:: INPUT RECORDS ::
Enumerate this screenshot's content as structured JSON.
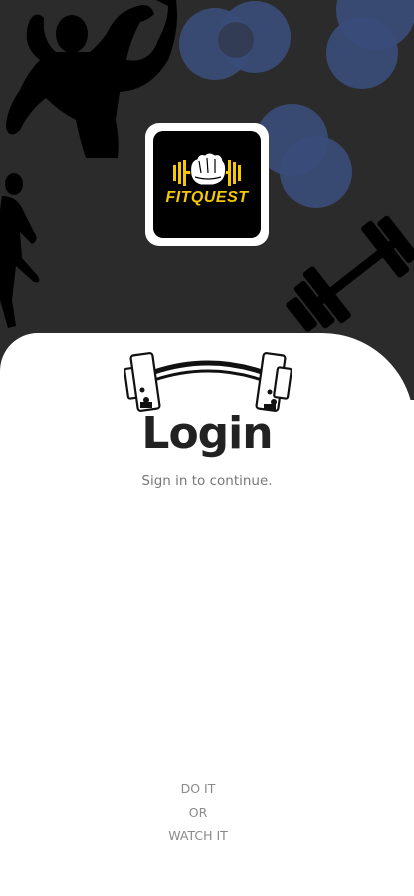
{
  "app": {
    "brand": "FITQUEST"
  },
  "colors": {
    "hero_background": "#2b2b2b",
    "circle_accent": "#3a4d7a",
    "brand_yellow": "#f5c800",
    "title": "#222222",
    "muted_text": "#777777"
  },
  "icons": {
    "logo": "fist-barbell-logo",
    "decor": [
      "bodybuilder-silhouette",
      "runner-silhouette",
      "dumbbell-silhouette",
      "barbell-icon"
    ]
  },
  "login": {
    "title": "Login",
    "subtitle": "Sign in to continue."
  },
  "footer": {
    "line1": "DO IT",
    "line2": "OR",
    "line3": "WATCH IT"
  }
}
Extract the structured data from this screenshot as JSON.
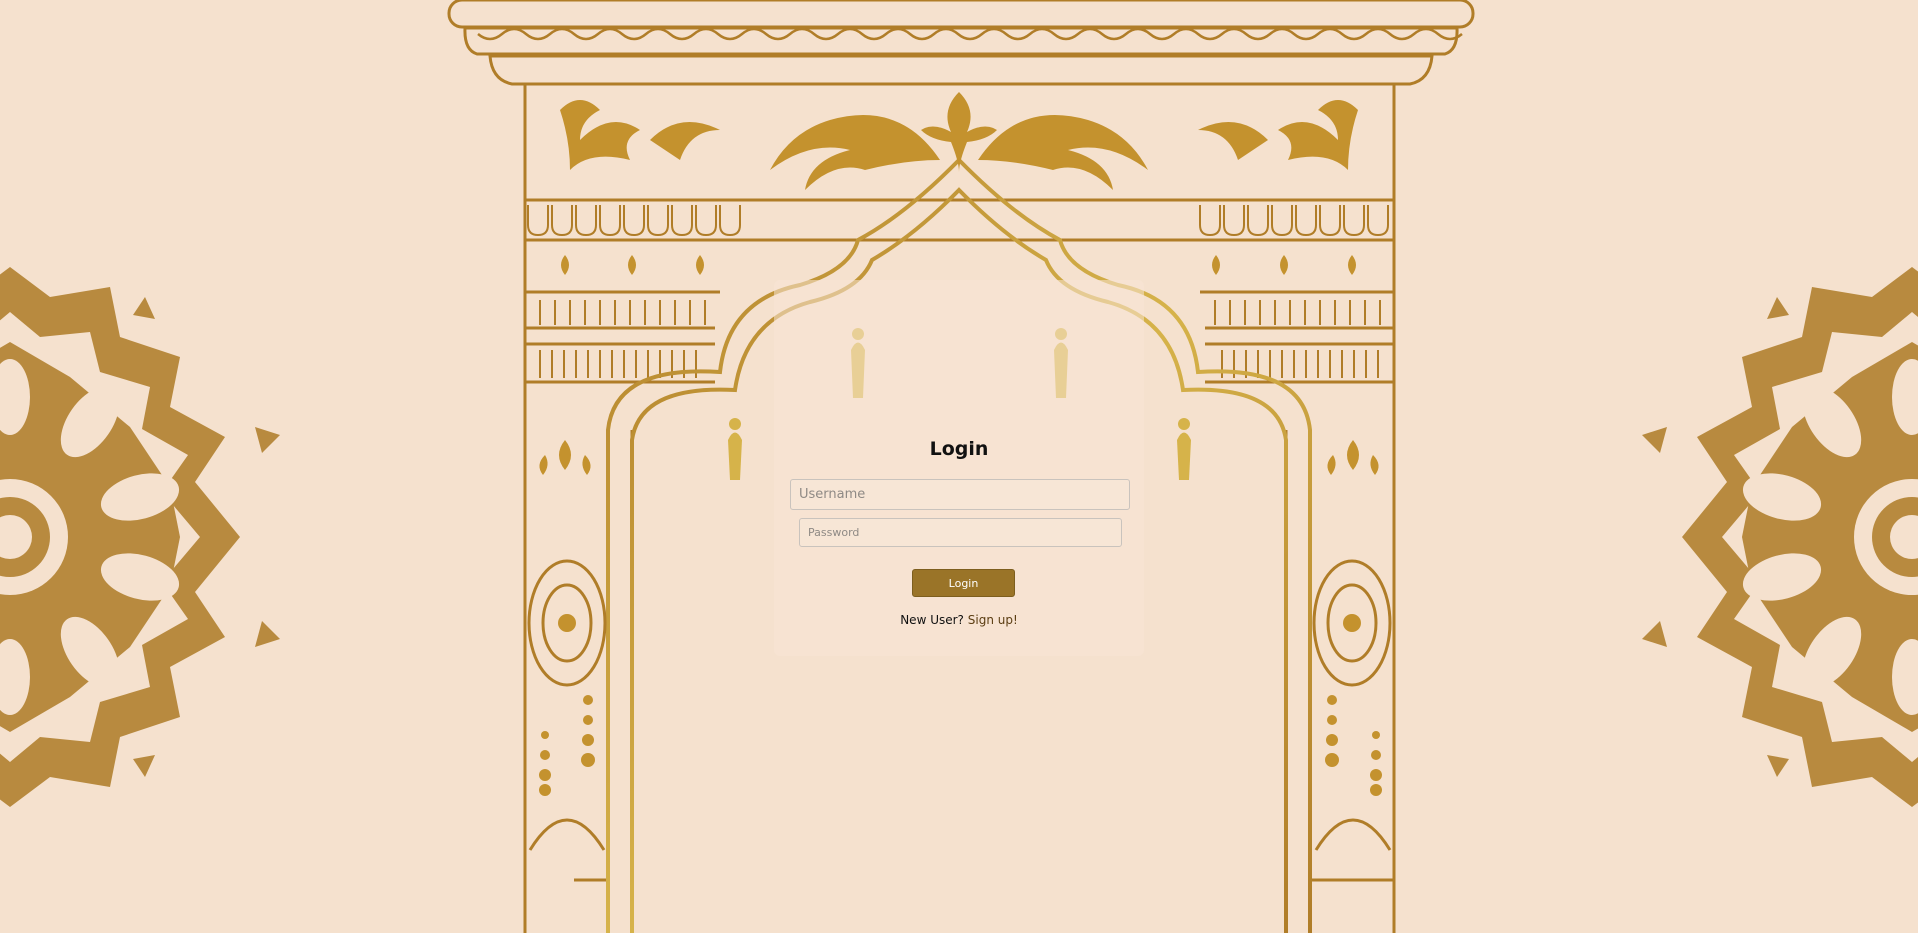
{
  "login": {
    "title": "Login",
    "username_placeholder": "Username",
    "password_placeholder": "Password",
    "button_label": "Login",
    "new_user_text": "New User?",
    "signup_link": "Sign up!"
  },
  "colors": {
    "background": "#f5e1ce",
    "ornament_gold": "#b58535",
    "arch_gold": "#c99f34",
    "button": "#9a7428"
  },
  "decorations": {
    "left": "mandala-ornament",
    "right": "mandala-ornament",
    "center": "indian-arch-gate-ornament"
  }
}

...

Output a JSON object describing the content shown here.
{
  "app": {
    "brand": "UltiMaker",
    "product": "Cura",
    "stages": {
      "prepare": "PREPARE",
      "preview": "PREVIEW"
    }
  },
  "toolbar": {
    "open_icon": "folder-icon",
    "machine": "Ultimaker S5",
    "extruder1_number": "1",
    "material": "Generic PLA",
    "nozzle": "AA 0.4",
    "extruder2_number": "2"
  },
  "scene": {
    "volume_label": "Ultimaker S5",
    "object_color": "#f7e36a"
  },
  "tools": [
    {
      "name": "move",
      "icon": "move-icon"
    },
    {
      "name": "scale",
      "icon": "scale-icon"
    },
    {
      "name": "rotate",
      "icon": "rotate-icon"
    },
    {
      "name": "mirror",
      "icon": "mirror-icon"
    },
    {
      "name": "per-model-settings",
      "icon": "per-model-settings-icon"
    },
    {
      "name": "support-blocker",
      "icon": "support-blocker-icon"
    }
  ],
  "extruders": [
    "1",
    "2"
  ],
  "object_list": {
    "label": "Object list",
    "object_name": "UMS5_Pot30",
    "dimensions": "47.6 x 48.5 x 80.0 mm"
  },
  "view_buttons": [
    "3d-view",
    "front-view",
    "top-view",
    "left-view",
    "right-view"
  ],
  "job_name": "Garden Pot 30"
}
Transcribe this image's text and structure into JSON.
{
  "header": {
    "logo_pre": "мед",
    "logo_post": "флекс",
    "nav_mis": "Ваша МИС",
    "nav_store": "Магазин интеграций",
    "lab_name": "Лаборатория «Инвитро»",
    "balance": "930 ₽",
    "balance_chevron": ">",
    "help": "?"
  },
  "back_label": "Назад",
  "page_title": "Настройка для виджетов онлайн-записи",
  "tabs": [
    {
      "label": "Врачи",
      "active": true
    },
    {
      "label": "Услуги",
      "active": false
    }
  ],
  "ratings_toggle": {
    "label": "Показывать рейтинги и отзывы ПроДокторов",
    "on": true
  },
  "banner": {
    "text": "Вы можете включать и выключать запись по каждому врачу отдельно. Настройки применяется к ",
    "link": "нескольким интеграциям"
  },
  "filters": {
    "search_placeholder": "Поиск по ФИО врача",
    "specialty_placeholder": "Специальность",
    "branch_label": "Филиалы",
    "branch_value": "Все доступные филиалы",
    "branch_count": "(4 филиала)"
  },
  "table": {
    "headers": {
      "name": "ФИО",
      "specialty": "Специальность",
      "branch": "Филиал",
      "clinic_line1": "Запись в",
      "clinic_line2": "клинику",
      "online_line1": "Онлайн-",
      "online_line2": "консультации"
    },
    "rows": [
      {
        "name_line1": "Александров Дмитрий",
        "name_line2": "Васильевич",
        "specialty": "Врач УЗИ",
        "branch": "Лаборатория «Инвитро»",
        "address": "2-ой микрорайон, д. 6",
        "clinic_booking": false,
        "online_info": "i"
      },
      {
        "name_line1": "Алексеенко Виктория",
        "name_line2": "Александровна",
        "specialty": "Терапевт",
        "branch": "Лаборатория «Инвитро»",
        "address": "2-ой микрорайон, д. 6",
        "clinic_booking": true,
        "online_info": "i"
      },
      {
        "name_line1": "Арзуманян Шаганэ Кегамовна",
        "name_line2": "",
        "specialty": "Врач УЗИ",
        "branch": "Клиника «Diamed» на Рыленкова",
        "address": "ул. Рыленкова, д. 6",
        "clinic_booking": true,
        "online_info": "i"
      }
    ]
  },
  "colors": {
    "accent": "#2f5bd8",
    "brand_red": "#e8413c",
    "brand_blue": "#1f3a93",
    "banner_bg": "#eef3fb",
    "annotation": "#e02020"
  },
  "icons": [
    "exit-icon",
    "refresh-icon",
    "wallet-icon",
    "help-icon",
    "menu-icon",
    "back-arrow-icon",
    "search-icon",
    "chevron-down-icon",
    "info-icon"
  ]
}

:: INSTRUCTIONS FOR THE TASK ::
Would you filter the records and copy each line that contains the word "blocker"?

:: SOLVED EXERCISE ::
      "name": "support-blocker",
      "icon": "support-blocker-icon"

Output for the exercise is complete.